First described by Jonathan Hutchinson in 1886, and then later described independently by Hastings Gilford in 1897, this genetic disorder is also known as Hutchinson-Gilford Progeria Syndrome (HGPS). The name progeria comes from the Greek word that means 'prematurely old'.
A family can have more than one child with this condition. An Indian family has reported to have seven children, of which five are affected with progeria. Three of those children are dead, passing away at the ages of 13, 17, and 24. However, this condition is primarily caused by a genetic mutation, and unlike other genetic disorders is not transferred from parent to child. This is because children with progeria have a life span of not more than 12-13 years, thus, not living long enough to reproduce.
What Causes Progeria?
Progeria is caused by the mutation of a single gene and occurs when a joint mutation occurs in position 1824 of the LMNA gene, wherein the component of DNA called cystosine is replaced by another pyrimidine base, thyamine. Lamin A plays an important role in building the nuclear envelope, thus, when a mutation occurs in this gene, a mutant form of Lamin A protein is produced, which destabilizes the person's cells in the body, thereby causing progeria.
Symptoms of Progeria
At birth a child born with progeria will not exhibit any symptoms. However, within the first one year, the baby will appear shorter, lighter, and smaller. One of the earliest symptoms are changes in the skin such as thickening and tightening of skin, as in the case of scleroderma. Growth failure is seen in the first year of the child's life.
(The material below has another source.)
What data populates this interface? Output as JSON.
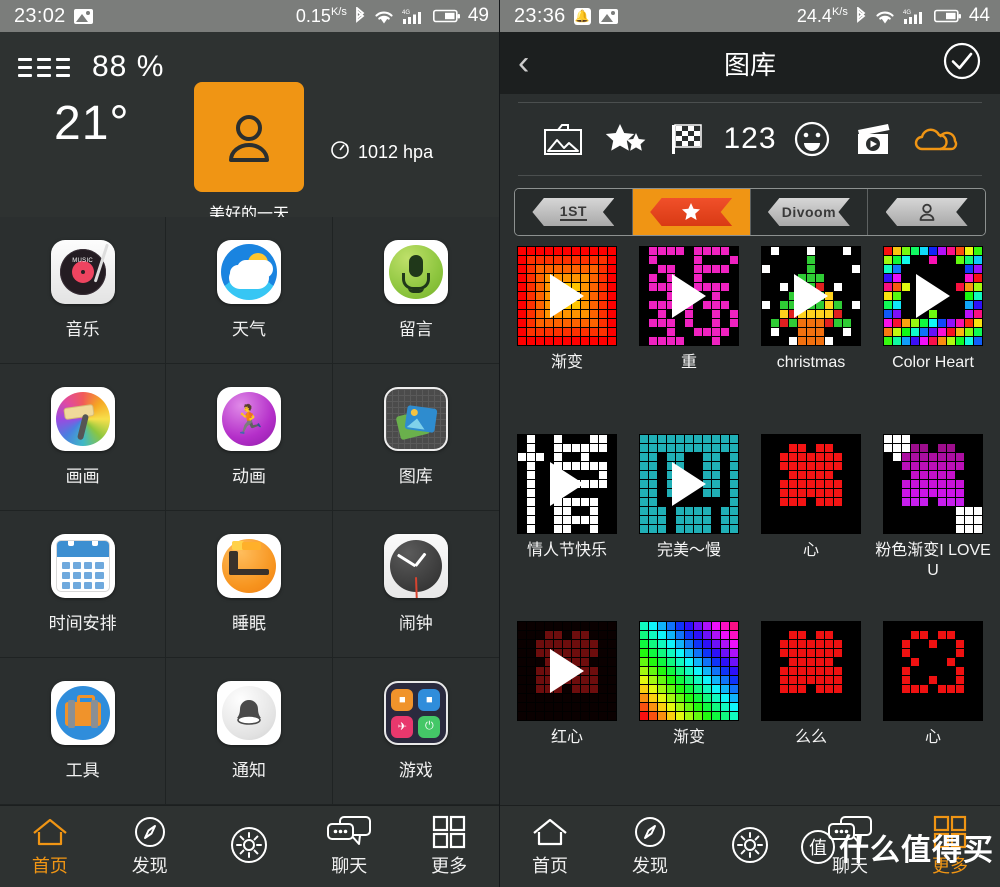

The other symptoms of progeria are as follows:
- Pinched nose
- Small, wrinkled face
- Head large for the size of the face
- Loss of eyebrows and eyelashes
- Prominent scalp veins
- Delayed tooth formation
- Loss of muscles and body fat
- Bulging eyes
- Wrinkled, scaly, dry skin
- High pitched voice
- Short stature
- Stiffness in the joints
- Progressive cardiovascular disease
- Progressive atherosclerosis
Besides these symptoms, people with progeria also experience all the other symptoms associated with the typical aging process. These children stop growing completely around the age of 3. However, despite the difference in appearance, children with progeria are not mentally challenged. These children are young minds in aging bodies. Their mental developments take place like that in other children their age and possess normal intelligence levels.
Progeria can be confirmed by DNA testing. Sadly, no treatment for this condition has been found as yet. People with progeria are treated to reduce complications resulting from different illnesses arising in their bodies. For example, a progressive cardiovascular disease is treated, bypass surgeries are carried out, etc., so as to prolong the child's life.
However, there is no way to cure this genetic disorder. Progeria-affected children live mostly up to the age of 13, however, there are some who have lived into their 20s and 30s. Intake of a high-calorie diet may help prolong their lifespan. Moreover, gentle physiotherapy helps reduce the stiffness in their bones. Usually, children with progeria die due to progressive atherosclerosis, which leads to heart attacks and heart failure.
These were the common symptoms observed in a person suffering from this rare genetic disorder. In simple terms, this is a condition in which a child undergoes normal human aging, 8 times than in children without this condition. There is no way to prevent mutation of the gene, thus, this condition is something that could happen to anybody. Children suffering from progeria have often been ostracized, since people considered it to be a bad omen. Increasing awareness about this condition will help these children live their short lives peacefully.
Disclaimer: This HealthHearty article is for informative purposes only, and should not be used as a replacement for the advice of an expert on the subject.